The founders picked Seward town site because it had the best seaport location with the best access to the great interior of the Great Land, Alaska. One hundred years later, many say that it still does. An active sailing community says that Resurrection Bay also affords some of the best sailing in the state. The Wm. H. Seward Yacht Club started in 1975 and continues to thrive. The Kenai Fjords Yacht Club has entrenched itself with the sailing public since 1987. Clearly, Seward has what it takes to attract and keep sailors.

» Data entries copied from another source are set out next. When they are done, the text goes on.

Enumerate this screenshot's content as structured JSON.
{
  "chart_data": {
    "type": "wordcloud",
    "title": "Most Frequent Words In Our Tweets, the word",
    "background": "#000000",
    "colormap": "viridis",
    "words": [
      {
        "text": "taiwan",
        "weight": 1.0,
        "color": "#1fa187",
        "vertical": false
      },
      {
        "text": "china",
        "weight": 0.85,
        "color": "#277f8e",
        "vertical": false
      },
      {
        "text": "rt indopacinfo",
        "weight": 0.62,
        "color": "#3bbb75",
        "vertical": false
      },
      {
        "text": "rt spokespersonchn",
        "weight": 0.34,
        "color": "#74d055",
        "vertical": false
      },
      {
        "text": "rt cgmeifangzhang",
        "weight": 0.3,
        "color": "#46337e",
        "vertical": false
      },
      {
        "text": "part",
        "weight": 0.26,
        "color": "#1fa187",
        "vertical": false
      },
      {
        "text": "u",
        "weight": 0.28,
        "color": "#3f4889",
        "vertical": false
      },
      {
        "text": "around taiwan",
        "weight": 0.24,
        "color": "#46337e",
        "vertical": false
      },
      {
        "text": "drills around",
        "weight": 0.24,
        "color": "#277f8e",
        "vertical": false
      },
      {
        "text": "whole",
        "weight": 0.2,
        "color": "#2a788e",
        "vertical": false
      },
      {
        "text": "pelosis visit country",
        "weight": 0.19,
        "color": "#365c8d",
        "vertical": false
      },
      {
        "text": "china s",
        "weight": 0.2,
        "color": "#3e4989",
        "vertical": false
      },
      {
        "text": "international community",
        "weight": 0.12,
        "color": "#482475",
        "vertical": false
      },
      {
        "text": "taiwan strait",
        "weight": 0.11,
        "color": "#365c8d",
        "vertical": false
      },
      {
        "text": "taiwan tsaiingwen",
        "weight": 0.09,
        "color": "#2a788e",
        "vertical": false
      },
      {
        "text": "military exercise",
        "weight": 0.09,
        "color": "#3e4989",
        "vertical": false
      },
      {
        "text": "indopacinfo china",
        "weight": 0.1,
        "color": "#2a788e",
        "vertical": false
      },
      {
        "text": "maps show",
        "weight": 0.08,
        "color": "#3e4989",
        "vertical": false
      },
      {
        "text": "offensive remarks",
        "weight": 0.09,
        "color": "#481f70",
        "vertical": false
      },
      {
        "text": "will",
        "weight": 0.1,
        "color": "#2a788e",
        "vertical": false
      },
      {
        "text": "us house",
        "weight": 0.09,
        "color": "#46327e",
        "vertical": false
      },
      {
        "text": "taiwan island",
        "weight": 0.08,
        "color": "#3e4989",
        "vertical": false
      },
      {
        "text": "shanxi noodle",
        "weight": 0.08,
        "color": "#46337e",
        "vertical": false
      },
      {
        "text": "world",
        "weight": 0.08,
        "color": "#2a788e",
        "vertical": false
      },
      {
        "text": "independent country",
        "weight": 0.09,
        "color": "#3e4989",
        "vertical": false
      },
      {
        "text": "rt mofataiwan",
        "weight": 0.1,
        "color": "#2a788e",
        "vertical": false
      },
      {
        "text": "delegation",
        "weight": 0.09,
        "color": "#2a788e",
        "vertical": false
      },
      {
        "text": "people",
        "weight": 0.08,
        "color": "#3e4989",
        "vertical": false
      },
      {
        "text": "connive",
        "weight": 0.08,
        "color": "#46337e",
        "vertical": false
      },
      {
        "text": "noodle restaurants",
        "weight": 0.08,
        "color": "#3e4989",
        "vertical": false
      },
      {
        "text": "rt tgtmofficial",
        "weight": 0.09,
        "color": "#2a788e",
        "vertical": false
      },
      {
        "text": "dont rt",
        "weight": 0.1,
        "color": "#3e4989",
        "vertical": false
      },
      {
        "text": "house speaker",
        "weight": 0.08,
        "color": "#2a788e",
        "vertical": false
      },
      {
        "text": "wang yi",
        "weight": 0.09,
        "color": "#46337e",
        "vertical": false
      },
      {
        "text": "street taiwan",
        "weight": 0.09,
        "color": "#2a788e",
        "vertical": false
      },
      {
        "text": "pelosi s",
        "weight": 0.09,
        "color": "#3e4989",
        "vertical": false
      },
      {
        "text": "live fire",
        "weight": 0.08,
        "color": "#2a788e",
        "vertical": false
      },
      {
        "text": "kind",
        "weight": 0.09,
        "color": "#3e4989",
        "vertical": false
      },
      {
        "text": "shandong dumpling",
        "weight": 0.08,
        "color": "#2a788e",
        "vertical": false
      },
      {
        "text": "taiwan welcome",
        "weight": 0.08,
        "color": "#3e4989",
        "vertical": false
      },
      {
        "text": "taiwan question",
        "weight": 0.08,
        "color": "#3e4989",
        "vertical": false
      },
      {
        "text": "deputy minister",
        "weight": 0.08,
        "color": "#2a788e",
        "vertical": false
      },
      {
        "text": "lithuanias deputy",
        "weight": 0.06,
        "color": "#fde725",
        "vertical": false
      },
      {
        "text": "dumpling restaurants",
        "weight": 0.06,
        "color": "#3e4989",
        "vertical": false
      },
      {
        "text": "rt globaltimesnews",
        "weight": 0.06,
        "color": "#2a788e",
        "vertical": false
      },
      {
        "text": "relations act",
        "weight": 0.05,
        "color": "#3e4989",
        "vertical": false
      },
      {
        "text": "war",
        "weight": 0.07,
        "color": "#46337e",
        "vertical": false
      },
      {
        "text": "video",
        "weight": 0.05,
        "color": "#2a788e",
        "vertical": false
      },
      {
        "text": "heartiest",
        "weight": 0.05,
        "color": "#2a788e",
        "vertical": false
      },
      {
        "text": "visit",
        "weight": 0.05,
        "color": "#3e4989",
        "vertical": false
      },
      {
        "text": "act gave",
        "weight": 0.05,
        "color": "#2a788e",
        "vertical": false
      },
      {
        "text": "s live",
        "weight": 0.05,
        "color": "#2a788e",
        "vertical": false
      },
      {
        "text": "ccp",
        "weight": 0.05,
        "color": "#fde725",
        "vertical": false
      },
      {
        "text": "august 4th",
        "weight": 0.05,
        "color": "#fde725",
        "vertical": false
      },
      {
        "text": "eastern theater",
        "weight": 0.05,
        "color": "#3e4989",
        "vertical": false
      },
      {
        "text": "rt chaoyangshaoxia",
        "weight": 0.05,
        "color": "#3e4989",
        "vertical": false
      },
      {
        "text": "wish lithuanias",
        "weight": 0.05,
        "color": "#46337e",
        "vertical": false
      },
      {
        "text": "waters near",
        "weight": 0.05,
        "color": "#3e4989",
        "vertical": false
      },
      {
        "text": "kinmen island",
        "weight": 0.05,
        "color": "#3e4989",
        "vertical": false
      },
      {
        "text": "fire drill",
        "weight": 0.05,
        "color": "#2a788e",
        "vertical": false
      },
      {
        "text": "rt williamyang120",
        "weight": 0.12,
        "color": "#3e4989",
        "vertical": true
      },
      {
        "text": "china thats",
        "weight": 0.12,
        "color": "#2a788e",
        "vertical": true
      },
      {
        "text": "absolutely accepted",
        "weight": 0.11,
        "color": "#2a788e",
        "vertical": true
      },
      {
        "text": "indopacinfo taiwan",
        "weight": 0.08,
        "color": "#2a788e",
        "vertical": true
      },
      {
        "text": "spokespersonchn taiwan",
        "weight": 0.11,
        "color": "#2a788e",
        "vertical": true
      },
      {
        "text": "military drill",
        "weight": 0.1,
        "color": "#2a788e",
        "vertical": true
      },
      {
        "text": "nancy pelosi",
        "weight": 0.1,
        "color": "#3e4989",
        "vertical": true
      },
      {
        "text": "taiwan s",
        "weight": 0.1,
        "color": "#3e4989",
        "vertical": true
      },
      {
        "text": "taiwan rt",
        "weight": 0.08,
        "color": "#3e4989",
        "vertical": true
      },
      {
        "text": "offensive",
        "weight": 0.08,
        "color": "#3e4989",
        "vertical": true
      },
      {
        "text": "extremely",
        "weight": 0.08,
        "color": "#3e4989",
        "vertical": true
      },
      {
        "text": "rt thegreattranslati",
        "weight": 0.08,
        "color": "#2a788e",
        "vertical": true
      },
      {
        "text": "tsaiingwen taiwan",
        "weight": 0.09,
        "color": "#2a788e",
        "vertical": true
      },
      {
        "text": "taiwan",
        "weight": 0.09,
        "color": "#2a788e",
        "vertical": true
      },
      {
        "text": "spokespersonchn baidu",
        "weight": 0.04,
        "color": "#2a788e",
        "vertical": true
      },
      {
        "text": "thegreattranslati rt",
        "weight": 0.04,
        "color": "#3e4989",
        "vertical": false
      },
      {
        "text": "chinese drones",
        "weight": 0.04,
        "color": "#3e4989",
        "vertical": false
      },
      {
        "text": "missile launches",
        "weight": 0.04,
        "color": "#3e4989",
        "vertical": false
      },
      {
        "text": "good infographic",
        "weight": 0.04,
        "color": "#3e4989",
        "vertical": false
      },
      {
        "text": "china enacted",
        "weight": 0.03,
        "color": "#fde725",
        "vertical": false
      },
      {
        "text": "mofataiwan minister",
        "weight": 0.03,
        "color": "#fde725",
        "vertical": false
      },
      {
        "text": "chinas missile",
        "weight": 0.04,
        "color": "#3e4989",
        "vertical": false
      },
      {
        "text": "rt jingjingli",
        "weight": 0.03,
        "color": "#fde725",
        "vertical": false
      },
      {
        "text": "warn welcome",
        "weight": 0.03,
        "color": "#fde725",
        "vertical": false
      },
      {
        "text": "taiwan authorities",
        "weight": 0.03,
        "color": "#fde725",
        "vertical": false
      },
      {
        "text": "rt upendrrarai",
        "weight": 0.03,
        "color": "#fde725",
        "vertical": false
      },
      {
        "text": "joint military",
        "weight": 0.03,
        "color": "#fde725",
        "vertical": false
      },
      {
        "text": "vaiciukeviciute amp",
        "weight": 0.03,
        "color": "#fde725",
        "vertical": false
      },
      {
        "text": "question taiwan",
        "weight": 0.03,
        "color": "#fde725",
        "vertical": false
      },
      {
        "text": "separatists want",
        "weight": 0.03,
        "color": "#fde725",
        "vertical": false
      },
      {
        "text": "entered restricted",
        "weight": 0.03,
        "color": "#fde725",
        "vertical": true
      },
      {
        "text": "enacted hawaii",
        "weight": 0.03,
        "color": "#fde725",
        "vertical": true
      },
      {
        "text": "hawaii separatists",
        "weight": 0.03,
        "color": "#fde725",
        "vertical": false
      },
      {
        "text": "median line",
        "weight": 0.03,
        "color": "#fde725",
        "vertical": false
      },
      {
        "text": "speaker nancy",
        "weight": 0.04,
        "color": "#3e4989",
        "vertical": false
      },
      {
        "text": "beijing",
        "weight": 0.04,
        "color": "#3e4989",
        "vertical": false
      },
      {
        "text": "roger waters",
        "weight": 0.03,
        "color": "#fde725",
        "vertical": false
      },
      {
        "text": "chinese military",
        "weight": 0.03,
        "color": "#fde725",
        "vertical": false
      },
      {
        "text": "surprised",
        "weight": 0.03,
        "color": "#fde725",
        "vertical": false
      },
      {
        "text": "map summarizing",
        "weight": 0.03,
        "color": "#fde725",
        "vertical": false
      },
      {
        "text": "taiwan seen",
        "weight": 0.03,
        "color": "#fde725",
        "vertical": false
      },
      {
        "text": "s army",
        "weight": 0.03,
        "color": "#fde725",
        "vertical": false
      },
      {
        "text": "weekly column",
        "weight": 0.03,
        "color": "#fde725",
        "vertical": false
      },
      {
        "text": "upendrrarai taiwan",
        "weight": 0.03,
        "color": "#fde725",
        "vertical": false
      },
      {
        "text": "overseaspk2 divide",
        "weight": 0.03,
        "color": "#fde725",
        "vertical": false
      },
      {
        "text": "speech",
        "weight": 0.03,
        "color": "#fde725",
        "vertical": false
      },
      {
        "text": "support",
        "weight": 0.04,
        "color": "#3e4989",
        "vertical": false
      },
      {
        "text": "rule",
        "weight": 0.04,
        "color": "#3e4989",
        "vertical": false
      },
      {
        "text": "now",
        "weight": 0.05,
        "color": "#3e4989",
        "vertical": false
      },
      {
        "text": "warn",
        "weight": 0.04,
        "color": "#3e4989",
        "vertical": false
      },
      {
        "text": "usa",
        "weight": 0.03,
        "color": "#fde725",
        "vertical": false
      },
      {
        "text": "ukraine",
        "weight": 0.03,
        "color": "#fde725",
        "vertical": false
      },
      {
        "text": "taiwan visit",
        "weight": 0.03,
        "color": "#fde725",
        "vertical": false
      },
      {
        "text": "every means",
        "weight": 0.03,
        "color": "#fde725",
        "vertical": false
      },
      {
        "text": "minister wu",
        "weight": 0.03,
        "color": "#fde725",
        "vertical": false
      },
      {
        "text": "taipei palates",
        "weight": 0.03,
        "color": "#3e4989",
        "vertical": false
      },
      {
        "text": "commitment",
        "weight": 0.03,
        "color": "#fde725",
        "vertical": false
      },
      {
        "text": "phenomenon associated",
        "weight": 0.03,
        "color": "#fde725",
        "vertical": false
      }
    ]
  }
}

At a minimum, it takes good wind and a place to moor sailboats. Seward has both. The small-boat harbor accommodates 669 boats in individual slips and many more at the transient docks. The 80-acre harbor has a protective breakwater to seaward. Visiting sailors can usually find space. Particularly during the late spring through high summer period, Resurrection Bay has a fairly reliable land breeze sea breeze oscillation. Cool, nighttime temperatures inland generate a northerly land breeze that blows down bay. Warm, daytime temperatures inland generate a southerly sea breeze that blows back up the bay starting in early afternoon.
Luckily for sailors, all the usual necessities and amenities lie within easy walking distance of the harbor. For the few things that don’t, rent a bicycle right there in the harbor at the Seward Bike Shop. Ask any sailor at dockside where you might find the best selection of parts and pieces for your boat. Town has several chandlers and diesel mechanics. For free advice or interesting scuttlebutt, check out Sailing Inc. located in the harbor area.
The founders and realtors got it right: location means everything. For a sailor cruising between Alaska’s Forgotten Coast and the Alaska Peninsula, Seward lies right in the middle. The skipper won’t find a better place for re-supply and re-fit.